(Records from a data source)
#####
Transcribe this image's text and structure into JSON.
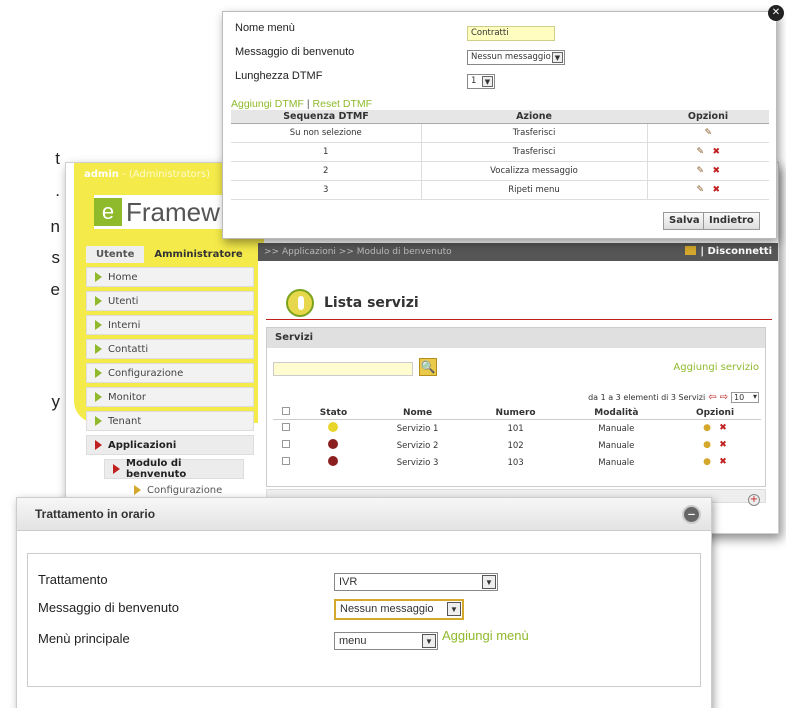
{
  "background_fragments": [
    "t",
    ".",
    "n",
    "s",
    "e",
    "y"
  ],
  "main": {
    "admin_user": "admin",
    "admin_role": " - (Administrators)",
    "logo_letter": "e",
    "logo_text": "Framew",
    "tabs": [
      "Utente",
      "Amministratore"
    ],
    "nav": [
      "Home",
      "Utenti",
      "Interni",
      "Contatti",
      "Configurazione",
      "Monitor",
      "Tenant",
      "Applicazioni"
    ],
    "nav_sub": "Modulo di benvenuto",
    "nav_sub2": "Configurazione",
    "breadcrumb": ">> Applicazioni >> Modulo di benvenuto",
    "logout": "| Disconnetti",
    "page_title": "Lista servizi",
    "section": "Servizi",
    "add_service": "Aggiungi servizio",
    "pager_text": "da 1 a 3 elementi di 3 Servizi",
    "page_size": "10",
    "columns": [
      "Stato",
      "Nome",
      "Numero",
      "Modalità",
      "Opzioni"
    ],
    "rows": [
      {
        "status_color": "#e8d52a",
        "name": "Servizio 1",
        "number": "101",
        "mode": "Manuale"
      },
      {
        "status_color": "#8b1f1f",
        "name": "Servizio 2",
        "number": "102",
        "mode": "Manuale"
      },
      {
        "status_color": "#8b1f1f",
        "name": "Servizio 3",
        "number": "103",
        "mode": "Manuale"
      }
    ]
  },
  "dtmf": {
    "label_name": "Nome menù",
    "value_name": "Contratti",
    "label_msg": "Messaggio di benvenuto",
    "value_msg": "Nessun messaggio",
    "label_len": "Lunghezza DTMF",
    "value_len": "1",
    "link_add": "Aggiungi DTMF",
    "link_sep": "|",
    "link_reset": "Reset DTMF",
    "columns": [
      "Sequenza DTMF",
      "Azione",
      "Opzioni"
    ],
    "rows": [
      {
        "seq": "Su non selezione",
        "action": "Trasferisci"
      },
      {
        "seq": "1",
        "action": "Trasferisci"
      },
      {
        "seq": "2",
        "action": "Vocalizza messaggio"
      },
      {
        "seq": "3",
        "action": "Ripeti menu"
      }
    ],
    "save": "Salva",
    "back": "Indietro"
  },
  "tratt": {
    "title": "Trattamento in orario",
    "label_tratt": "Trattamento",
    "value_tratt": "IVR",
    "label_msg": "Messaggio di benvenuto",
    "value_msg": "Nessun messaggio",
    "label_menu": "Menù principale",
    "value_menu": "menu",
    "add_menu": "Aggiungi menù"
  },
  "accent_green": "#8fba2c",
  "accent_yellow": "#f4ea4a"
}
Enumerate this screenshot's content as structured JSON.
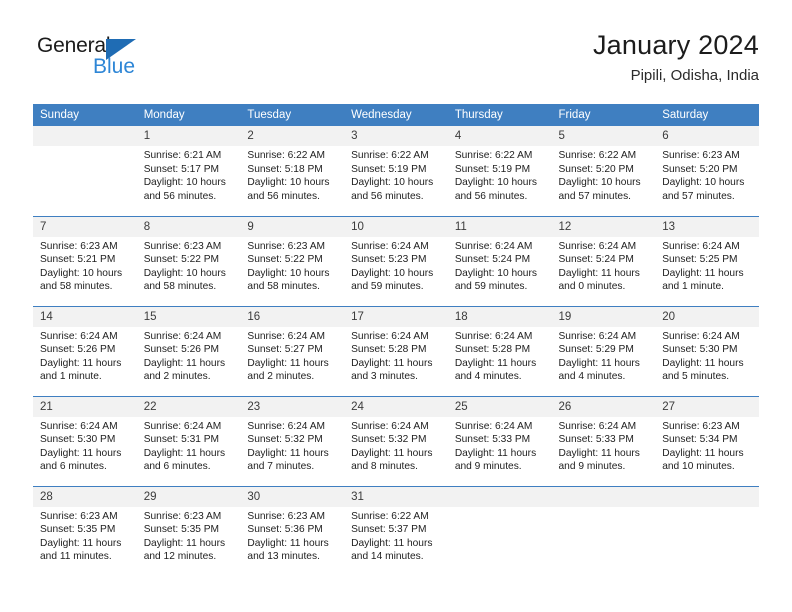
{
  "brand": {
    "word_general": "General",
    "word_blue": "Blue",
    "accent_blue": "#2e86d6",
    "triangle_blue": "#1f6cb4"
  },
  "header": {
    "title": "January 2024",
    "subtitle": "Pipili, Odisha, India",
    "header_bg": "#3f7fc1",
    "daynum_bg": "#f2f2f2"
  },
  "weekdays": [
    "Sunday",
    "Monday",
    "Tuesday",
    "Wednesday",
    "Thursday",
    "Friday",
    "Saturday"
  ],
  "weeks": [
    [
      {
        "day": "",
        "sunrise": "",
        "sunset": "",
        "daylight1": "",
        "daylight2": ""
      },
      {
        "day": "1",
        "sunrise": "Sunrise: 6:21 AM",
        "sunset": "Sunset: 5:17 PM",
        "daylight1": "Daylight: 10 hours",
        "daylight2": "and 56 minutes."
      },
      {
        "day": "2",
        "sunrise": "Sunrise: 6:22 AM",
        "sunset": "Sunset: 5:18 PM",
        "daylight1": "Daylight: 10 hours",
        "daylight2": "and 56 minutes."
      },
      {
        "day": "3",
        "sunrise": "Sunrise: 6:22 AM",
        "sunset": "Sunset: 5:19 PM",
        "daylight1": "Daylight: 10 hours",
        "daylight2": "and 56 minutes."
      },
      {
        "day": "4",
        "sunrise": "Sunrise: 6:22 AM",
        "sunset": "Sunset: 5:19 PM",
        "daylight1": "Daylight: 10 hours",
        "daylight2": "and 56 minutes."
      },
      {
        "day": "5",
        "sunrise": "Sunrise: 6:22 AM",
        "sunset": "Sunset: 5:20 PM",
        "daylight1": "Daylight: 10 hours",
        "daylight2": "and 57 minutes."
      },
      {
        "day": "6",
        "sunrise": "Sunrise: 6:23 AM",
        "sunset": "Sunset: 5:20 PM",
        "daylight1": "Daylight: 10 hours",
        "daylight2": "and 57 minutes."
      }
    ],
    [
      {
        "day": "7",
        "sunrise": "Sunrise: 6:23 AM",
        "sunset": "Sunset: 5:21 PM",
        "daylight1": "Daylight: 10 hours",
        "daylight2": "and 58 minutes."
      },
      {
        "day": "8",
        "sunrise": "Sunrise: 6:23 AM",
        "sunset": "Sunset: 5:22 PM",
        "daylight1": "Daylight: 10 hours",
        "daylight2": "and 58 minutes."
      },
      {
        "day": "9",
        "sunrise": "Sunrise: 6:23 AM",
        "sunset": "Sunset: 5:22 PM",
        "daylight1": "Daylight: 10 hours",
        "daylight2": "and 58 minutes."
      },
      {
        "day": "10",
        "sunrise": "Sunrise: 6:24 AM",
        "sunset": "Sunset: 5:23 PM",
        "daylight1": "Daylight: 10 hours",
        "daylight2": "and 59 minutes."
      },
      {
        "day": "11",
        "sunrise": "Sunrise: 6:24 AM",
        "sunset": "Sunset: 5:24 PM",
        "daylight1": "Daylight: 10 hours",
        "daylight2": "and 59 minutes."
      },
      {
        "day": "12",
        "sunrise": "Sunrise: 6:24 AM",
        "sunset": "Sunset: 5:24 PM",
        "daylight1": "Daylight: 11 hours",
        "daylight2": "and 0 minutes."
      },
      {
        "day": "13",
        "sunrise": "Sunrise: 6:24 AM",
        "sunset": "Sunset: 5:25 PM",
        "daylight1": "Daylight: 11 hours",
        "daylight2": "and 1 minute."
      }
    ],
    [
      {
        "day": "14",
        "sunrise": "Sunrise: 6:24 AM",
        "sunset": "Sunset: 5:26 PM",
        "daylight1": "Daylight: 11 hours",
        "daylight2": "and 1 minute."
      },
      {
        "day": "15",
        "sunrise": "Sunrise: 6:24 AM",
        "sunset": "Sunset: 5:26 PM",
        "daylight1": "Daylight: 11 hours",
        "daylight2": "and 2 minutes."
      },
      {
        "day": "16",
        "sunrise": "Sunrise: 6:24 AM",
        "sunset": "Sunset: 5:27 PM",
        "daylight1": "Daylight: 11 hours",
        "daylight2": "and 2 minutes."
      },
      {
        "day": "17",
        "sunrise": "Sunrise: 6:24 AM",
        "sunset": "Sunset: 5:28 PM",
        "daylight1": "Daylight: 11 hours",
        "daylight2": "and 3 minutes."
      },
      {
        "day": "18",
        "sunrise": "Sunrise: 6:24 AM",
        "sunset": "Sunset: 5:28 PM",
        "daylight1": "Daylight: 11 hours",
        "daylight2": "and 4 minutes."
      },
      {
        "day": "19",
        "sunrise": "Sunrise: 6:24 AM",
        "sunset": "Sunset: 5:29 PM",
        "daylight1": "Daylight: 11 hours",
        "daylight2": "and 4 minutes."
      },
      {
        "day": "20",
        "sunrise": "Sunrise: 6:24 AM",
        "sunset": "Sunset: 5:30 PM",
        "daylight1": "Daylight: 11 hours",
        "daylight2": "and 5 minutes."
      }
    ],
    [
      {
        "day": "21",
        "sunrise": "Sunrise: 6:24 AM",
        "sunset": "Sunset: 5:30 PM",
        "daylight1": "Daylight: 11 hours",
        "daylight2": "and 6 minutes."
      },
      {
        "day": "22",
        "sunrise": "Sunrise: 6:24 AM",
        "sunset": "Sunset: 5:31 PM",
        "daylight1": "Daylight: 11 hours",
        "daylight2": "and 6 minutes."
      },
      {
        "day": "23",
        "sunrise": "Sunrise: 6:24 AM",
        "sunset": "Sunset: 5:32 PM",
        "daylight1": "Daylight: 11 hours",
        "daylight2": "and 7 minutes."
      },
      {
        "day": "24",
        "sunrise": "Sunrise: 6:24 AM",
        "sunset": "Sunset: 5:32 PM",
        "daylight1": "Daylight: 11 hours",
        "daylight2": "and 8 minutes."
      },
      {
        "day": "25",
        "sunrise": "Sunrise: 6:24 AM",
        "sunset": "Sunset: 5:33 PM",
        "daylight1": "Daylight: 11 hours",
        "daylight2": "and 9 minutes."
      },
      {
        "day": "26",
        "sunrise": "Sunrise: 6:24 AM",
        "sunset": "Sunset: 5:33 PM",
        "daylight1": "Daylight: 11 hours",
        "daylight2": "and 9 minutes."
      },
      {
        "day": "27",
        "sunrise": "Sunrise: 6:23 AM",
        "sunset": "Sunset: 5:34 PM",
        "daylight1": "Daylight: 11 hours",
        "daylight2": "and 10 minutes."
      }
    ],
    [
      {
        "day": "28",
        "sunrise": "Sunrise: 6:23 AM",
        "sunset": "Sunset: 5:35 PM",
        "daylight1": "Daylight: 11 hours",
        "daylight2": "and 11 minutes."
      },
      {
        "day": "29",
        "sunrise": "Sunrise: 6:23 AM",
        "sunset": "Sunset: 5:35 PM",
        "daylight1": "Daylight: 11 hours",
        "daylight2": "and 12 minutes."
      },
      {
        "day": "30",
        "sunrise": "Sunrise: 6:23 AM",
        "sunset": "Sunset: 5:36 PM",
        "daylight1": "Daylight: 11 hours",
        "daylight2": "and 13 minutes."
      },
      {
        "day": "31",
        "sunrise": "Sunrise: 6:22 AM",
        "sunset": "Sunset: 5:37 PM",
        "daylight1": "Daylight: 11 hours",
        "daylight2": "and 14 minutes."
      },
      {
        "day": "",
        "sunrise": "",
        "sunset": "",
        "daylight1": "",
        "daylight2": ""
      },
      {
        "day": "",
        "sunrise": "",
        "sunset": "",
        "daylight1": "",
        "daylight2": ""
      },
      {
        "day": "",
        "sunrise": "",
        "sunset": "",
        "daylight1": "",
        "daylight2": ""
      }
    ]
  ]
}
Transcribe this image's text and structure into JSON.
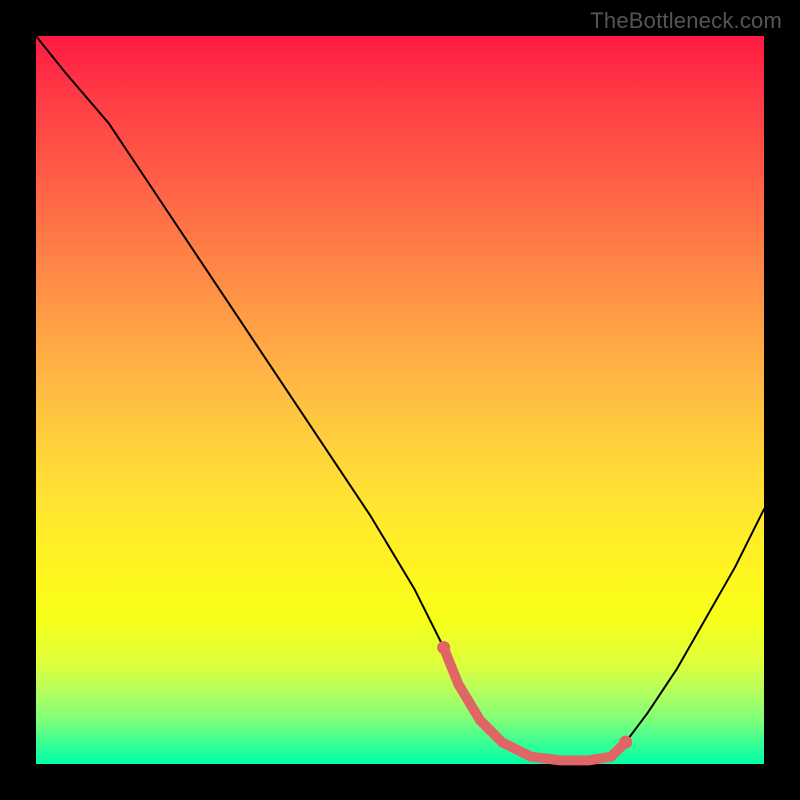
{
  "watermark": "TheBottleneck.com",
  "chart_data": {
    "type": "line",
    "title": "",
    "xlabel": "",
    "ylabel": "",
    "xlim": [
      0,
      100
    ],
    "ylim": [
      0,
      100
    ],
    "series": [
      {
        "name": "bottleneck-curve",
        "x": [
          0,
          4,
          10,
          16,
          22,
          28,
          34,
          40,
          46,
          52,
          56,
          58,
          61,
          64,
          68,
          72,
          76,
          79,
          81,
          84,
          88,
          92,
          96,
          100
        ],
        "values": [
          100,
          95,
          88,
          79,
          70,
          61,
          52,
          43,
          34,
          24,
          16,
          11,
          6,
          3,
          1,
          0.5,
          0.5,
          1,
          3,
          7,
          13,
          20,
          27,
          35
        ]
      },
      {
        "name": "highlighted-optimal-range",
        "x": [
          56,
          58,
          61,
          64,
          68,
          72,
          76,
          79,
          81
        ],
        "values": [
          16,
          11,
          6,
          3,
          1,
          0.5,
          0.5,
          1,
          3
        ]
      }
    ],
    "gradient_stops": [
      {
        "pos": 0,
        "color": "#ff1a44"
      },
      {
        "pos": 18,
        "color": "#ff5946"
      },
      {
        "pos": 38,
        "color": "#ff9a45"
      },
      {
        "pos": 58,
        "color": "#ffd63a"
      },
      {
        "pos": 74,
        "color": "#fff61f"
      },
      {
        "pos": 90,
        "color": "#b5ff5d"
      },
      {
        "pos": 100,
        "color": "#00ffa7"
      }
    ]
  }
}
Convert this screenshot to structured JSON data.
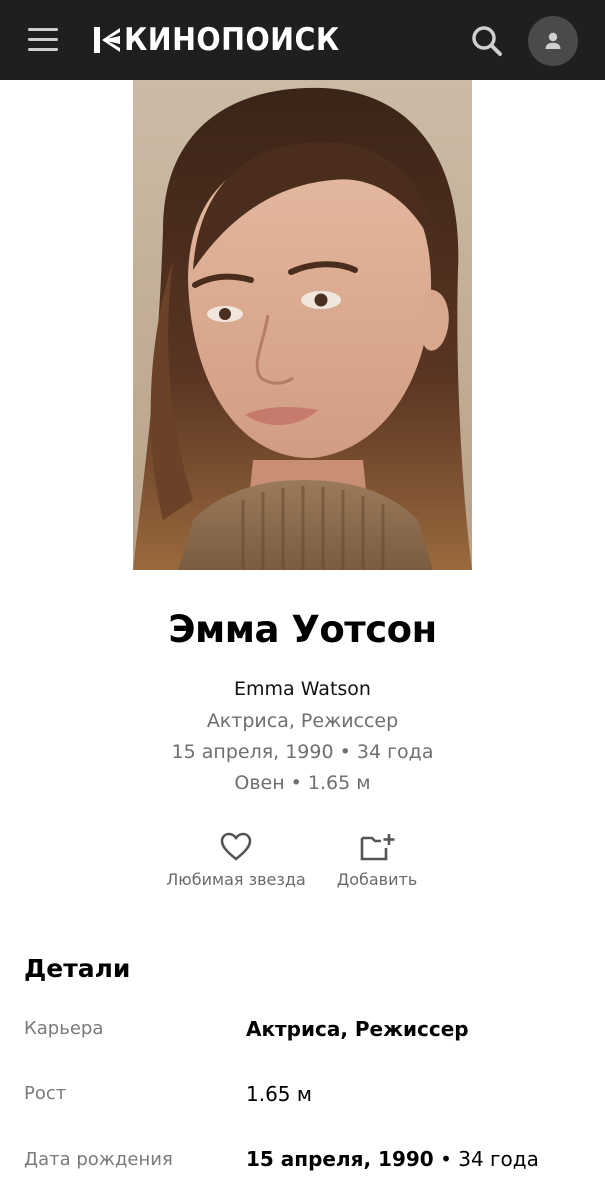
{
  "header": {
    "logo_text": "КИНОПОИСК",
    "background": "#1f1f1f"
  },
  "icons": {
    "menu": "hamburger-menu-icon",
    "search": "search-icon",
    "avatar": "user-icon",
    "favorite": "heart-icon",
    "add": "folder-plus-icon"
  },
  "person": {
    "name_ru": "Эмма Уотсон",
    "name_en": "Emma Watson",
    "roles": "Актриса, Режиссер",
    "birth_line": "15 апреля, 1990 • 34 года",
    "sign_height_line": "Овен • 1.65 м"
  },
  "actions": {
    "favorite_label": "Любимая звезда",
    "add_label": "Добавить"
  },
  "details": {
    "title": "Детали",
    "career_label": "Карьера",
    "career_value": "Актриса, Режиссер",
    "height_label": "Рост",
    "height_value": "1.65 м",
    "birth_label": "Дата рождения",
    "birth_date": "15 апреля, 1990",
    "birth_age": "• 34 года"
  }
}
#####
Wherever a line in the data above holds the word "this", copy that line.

EXERCISE RESPONSE:
Transcribe this image's text and structure into JSON.
Enumerate this screenshot's content as structured JSON.
Transcribe this image's text and structure into JSON.
Convert this screenshot to structured JSON data.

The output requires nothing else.